Medvedev to hold session of Presidential Council on Strategic Development on TuesdayRussian Politics & Diplomacy October 25, 1:49
Moldovan court issues warrant for arrest of opposition figureheadWorld October 25, 1:33
Ukraine’s prosecutor general seen as possible successor to President Poroshenko — MPWorld October 25, 0:23
51 ceasefire violations reported in Syria in past day — Russian reconciliation centerWorld October 24, 23:32
Two Ukrainian cities support initiative for broader status of Russian languageWorld October 24, 23:31
Russian Baltic Fleet’s training ship Smolny ends its visit to GreeceMilitary & Defense October 24, 21:23

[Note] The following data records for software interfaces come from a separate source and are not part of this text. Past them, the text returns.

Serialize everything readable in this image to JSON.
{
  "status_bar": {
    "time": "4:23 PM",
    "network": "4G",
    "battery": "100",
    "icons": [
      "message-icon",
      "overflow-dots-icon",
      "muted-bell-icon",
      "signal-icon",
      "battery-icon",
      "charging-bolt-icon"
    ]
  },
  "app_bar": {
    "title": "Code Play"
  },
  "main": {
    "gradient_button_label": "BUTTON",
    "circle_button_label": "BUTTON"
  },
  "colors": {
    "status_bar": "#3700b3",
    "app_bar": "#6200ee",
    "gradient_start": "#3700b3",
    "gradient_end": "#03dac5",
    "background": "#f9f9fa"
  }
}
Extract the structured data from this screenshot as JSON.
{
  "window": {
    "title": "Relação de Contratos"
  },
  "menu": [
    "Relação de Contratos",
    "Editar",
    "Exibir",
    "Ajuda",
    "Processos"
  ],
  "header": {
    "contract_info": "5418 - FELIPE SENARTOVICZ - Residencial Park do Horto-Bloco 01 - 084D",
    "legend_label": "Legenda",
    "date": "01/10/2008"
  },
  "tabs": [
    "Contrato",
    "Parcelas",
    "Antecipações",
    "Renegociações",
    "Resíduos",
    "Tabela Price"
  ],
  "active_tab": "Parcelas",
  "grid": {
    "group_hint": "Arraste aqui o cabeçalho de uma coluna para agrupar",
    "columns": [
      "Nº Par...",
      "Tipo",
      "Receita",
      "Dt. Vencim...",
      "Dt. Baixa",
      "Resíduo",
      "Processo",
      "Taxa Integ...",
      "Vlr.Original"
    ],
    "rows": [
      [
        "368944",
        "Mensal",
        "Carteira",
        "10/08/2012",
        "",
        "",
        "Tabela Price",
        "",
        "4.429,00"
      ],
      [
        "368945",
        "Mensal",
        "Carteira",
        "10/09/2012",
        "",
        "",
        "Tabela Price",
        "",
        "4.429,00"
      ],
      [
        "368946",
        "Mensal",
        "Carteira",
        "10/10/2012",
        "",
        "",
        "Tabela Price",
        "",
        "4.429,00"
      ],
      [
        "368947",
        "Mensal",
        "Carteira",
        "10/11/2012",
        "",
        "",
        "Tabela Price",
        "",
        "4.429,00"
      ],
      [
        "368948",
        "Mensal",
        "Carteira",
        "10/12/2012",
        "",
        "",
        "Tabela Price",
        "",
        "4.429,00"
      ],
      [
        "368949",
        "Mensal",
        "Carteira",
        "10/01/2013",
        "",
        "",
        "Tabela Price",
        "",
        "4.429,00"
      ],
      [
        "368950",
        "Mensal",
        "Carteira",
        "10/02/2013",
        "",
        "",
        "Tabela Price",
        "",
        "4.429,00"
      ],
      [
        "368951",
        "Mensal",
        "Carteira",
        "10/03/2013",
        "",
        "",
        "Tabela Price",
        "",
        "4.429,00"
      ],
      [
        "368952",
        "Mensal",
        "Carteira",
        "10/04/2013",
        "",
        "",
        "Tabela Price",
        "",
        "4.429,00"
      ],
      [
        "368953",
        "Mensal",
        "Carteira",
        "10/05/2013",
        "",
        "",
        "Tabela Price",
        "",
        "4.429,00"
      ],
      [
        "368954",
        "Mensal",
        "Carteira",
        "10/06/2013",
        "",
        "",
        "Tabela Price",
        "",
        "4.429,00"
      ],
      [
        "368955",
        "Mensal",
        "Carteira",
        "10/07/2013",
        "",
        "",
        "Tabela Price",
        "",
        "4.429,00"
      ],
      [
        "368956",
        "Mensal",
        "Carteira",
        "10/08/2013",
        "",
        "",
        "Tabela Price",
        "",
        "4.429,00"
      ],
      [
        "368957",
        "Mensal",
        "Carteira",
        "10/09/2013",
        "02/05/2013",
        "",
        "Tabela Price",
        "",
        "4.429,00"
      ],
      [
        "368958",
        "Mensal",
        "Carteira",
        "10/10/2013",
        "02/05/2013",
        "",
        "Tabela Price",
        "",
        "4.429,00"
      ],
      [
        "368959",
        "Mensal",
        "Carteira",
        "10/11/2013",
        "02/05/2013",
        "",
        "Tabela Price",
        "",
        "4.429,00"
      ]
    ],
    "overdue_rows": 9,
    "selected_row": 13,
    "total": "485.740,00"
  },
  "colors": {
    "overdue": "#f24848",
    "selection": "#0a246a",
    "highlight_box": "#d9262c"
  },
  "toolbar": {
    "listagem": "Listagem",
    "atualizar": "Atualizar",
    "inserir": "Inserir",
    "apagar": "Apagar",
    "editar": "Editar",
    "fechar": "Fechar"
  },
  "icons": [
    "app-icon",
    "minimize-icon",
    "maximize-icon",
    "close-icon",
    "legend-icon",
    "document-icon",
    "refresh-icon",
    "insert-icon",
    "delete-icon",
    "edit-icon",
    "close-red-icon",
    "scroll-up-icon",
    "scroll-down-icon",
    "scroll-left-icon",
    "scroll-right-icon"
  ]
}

Diplomat: US needs alleged attack on Russian ministry website to hype up cyberwar topicRussian Politics & Diplomacy October 24, 21:03
IOC confirms talks between Thomas Bach and Russia’s whistleblowing couple StepanovsSport October 24, 20:34
Scottish rockers Nazareth will record album with new vocalist in 2017Society & Culture October 24, 20:23
WASHINGTON, December 12. /TASS/. The launch of SpaceX Dragon spacecraft delivering supplies to the International Space Station (ISS) has been rescheduled until December 19, NASA has said.
The liftoff, initially set for December 16, has been delayed to allow SpaceX to “take extra time to ensure they do everything possible on the ground to prepare for a successful launch,” the US space agency said on Thursday.
The launch will take place at 1:20 p.m. EST (1820 GMT) from Space Launch Complex 40 at Cape Canaveral Air Force Station in Florida.
“Both the Falcon 9 rocket and its Dragon spacecraft are in good health,” the statement reads.
The Dragon spacecraft is due to arrive at the space station on December 21.
NASA astronaut Barry “Butch” Wilmore, the commander of Expedition 42, will use the station's 57.7-foot robotic arm to reach out and capture it. Italian Flight Engineer Samantha Cristoforetti of the European Space Agency will support Wilmore.
NASA has been using the Dragon capsule since last year. It has already conducted four missions to the ISS. The cargos are also delivered by Russian Progress spaceships and European ATV freighters.
Besides, the US company Orbital Sciences has a $1.9 billion contract with NASA which envisions five resupply flights of a private Cygnus spacecraft to the ISS.